Re: Left-handedness -Reply

[ Thread ][ Subject ][ Author ][ Date ]
Sat, 1 Feb 1997 00:43:07 -0500 (EST)

It's always interesting to speculate about the idiosyncratic habits of those
around us or of those we teach. I don't really like thinking in terms of
people as having learning disabilities (although a certain amount of
categorizing allows us to help people). I think that the brain is so complex
that we never see all of the variations in ways it can function. I like to
try to figure people out in their own terms rather than label their
differences. I realize this may be a somewhat simplistic viewpoint, but it
leads me to some very interesting learnings.

As a left-handed person, I have also found it easy to do things
backwards and upside down, including spelling backwards as well as reading
upside down with ease. Some of this ability may be spatial rather than
left-handed, though. Left-handed people do have to learn to do most things
backwards (for us) anyway, as we live in a right-handed world, so we develop
skill through
experience.

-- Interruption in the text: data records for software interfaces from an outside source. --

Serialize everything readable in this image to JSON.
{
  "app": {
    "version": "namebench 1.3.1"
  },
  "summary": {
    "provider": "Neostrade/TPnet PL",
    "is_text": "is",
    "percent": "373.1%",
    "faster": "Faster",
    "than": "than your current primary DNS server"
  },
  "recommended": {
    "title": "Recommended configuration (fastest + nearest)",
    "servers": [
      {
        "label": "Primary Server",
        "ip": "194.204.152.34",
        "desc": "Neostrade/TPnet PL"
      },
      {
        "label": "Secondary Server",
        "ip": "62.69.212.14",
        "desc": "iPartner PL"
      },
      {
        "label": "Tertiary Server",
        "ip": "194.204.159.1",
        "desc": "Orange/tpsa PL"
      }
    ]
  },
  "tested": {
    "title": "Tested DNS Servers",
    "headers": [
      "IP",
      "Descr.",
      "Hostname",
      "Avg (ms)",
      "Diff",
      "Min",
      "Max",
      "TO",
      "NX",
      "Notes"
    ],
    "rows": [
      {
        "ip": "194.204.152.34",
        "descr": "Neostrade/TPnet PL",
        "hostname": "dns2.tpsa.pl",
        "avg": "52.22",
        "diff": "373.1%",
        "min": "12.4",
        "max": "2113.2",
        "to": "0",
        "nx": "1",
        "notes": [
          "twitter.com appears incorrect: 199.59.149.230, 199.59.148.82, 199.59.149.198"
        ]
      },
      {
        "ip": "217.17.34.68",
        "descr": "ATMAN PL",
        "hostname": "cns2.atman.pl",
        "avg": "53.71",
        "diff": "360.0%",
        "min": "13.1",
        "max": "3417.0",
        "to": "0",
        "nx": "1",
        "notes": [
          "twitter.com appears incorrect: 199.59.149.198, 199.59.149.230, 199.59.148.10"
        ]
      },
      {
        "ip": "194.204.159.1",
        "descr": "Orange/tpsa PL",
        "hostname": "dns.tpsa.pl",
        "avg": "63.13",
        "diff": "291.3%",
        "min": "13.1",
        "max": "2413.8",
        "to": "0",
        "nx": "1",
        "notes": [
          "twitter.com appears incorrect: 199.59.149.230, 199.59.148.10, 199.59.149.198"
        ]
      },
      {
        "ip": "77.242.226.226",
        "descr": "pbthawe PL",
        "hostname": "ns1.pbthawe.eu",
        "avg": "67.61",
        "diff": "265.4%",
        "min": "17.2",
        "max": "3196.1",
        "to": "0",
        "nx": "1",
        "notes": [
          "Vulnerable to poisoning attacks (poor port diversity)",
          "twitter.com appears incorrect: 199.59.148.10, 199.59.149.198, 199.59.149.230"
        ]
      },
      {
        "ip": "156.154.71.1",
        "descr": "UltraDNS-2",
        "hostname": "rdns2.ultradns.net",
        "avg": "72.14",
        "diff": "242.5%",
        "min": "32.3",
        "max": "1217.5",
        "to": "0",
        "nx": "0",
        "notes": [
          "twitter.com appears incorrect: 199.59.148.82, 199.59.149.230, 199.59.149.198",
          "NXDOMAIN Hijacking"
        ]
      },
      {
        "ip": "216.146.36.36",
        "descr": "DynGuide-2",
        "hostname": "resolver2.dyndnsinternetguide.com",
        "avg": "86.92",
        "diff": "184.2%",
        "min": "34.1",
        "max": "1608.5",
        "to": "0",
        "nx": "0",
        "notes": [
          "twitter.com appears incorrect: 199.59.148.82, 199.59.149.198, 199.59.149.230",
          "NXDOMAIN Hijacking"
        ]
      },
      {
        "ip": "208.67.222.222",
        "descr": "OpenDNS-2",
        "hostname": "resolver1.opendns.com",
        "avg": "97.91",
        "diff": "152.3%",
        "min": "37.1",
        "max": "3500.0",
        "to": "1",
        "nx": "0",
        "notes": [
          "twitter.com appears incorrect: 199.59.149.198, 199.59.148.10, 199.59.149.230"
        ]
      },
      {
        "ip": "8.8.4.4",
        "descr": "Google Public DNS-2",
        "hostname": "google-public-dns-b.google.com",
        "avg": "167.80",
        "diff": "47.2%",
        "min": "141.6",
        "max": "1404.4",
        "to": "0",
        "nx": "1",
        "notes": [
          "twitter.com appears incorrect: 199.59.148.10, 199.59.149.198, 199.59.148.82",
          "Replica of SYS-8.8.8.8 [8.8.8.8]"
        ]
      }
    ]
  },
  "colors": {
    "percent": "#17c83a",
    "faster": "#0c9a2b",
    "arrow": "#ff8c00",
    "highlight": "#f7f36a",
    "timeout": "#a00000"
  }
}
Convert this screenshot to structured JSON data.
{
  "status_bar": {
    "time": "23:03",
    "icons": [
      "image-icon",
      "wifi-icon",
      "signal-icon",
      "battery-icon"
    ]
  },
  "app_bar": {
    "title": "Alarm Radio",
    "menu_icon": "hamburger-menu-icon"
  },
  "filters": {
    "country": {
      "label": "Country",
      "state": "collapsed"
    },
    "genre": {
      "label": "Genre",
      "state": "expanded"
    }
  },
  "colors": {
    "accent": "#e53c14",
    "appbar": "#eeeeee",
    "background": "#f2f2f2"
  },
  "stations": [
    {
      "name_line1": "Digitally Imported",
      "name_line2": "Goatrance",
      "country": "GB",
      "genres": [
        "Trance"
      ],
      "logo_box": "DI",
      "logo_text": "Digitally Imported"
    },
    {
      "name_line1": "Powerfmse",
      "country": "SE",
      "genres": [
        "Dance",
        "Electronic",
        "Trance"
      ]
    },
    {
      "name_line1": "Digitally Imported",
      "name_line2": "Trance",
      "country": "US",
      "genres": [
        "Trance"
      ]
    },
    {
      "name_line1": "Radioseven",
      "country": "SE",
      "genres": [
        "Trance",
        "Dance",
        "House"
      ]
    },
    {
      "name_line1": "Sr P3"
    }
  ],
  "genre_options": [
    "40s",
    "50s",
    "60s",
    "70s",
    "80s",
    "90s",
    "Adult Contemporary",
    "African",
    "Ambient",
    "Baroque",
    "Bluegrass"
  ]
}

I also do math in a strange way which works quite well for me but
is not standard - more intuitive. My father and daughter seem to have similar
abilities in math.

Shinichi Suzuki, the person who developed the famous Suzuki method of
violin playing, felt that talent increases with experience. Perhaps that
explains partially why there are so many left-handed artists in the first
place, in addition to the left brain-right brain information. The idea that
talent increases with experience is another good argument for teaching
drawing to all children. I know I'm speaking to the choir, but we don't let
people stop studying math just because it's not one of their natural

I love the list. Keep it coming.
Louise King Lanzilotti
Curator of Education
The Contemporary Museum
Honolulu, Hawai'i